Your task is to copy every entry exactly.

Collected data entries:
• • •
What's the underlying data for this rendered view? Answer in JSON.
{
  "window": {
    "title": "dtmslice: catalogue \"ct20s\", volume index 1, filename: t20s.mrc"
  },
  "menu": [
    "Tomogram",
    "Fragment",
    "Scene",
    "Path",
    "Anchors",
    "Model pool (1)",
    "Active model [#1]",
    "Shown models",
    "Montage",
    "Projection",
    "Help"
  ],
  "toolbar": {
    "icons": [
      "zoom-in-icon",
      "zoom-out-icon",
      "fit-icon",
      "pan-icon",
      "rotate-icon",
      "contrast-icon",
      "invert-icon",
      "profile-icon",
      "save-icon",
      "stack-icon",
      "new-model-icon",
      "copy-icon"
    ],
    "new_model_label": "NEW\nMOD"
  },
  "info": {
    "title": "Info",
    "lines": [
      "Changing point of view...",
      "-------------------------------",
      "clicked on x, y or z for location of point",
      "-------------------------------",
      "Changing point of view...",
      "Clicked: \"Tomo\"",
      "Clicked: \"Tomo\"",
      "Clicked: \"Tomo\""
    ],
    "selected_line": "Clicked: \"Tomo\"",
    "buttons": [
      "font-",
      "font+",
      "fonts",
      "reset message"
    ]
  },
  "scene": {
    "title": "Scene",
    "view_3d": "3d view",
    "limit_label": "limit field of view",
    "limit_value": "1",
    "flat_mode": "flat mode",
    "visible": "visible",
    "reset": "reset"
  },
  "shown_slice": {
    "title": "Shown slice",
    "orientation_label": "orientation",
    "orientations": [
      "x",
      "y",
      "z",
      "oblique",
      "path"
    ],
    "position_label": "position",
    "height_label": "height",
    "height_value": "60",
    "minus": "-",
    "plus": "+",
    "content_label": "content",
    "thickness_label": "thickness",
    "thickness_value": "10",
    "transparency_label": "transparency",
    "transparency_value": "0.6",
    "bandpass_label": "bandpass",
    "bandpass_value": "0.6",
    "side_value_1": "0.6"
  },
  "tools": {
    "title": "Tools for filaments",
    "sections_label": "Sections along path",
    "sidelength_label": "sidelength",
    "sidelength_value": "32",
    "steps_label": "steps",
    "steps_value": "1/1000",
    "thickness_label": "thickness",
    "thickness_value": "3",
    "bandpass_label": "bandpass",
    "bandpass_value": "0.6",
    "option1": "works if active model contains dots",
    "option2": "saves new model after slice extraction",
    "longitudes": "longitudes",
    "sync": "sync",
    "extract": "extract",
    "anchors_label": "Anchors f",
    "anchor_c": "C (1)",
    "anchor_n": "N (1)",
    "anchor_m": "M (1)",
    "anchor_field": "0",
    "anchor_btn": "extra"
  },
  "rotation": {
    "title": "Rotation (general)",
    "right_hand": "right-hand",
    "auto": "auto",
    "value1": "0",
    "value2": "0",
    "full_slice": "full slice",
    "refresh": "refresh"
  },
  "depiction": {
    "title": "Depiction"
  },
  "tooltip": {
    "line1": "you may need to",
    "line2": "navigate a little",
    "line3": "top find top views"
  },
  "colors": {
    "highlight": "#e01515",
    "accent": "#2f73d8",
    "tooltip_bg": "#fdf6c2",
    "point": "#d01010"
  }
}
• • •
• **EXERCISE SOLUTION**
What's the underlying data for this rendered view? Answer in JSON.
{
  "window": {
    "title": "dtmslice: catalogue \"ct20s\", volume index 1, filename: t20s.mrc"
  },
  "menu": [
    "Tomogram",
    "Fragment",
    "Scene",
    "Path",
    "Anchors",
    "Model pool (1)",
    "Active model [#1]",
    "Shown models",
    "Montage",
    "Projection",
    "Help"
  ],
  "toolbar": {
    "icons": [
      "zoom-in-icon",
      "zoom-out-icon",
      "fit-icon",
      "pan-icon",
      "rotate-icon",
      "contrast-icon",
      "invert-icon",
      "profile-icon",
      "save-icon",
      "stack-icon",
      "new-model-icon",
      "copy-icon"
    ],
    "new_model_label": "NEW\nMOD"
  },
  "info": {
    "title": "Info",
    "lines": [
      "Changing point of view...",
      "-------------------------------",
      "clicked on x, y or z for location of point",
      "-------------------------------",
      "Changing point of view...",
      "Clicked: \"Tomo\"",
      "Clicked: \"Tomo\"",
      "Clicked: \"Tomo\""
    ],
    "selected_line": "Clicked: \"Tomo\"",
    "buttons": [
      "font-",
      "font+",
      "fonts",
      "reset message"
    ]
  },
  "scene": {
    "title": "Scene",
    "view_3d": "3d view",
    "limit_label": "limit field of view",
    "limit_value": "1",
    "flat_mode": "flat mode",
    "visible": "visible",
    "reset": "reset"
  },
  "shown_slice": {
    "title": "Shown slice",
    "orientation_label": "orientation",
    "orientations": [
      "x",
      "y",
      "z",
      "oblique",
      "path"
    ],
    "position_label": "position",
    "height_label": "height",
    "height_value": "60",
    "minus": "-",
    "plus": "+",
    "content_label": "content",
    "thickness_label": "thickness",
    "thickness_value": "10",
    "transparency_label": "transparency",
    "transparency_value": "0.6",
    "bandpass_label": "bandpass",
    "bandpass_value": "0.6",
    "side_value_1": "0.6"
  },
  "tools": {
    "title": "Tools for filaments",
    "sections_label": "Sections along path",
    "sidelength_label": "sidelength",
    "sidelength_value": "32",
    "steps_label": "steps",
    "steps_value": "1/1000",
    "thickness_label": "thickness",
    "thickness_value": "3",
    "bandpass_label": "bandpass",
    "bandpass_value": "0.6",
    "option1": "works if active model contains dots",
    "option2": "saves new model after slice extraction",
    "longitudes": "longitudes",
    "sync": "sync",
    "extract": "extract",
    "anchors_label": "Anchors f",
    "anchor_c": "C (1)",
    "anchor_n": "N (1)",
    "anchor_m": "M (1)",
    "anchor_field": "0",
    "anchor_btn": "extra"
  },
  "rotation": {
    "title": "Rotation (general)",
    "right_hand": "right-hand",
    "auto": "auto",
    "value1": "0",
    "value2": "0",
    "full_slice": "full slice",
    "refresh": "refresh"
  },
  "depiction": {
    "title": "Depiction"
  },
  "tooltip": {
    "line1": "you may need to",
    "line2": "navigate a little",
    "line3": "top find top views"
  },
  "colors": {
    "highlight": "#e01515",
    "accent": "#2f73d8",
    "tooltip_bg": "#fdf6c2",
    "point": "#d01010"
  }
}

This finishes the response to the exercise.